Muldoon to leave Central Bank next year

Director of credit institutions and insurance supervision has not lined up another job

Fiona Muldoon has resigned her position as director of credit institutions and insurance supervision at the Central Bank of Ireland without having lined up alternative employment.

Ms Muldoon’s decision to leave the regulator was announced yesterday. She will continue with her supervision duties and remain until May 1st, having joined the bank in August 2011 on a five-year contract.

Speaking to The Irish Times yesterday, Ms Muldoon said she has not lined up another job. "I'm leaving without a parachute." She said it was a "good inflection point" to move on. "It just felt like the right time. It could be right or it could be wrong."

In a statement released by the bank, Ms Muldoon added: “I hope I have made a meaningful contribution towards resolving some of those challenges and to the bank during my time here.”


Leadership strengths
Commenting on Ms Muldoon's departure, Central Bank governor Patrick Honohan said she brought "great leadership strengths and practical knowledge of the financial services industry" to her role.

“She has been instrumental in many of the initiatives undertaken by the bank to address the role of the regulator, the mortgage and SME arrears issues and the stabilisation of the banking sector,” he added.

Ms Muldoon is the fourth senior executive at the Central Bank to announce their resignations this year.

Matthew Elderfield, former deputy governor and head of regulation; Peter Oakes, former director of enforcement, and Lars Frisell, director of economics and chief economist, also announced their departures from Dame Street.

Ms Muldoon is known to have applied to succeed Mr Elderfield but that competition was won by Frenchman Cyril Roux.

Ms Muldoon hit the headlines in October 2012 when she told the national conference of the Irish Banking Federation that lenders were simply paying “lip service” to the resolution of their mortgage arrears problems. “A culture of leadership is missing in Irish banking: many of you may dislike me for saying this but, arguably, if it was also missing in the creation of the credit bubble then it is still missing,” she added.

She also oversaw the establishment of a pilot scheme to help with those who are in difficulties with secured and unsecured debt with multiple financial institutions. This met with significant resistance from the Irish League of Credit Unions.

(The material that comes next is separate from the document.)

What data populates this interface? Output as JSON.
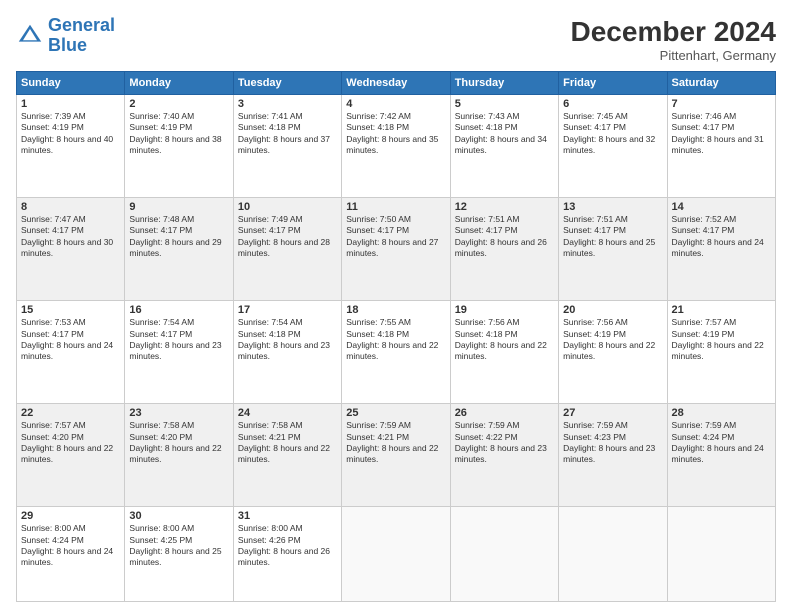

Ciarán Hancock

Ciarán Hancock

Ciarán Hancock is Business Editor of The Irish Times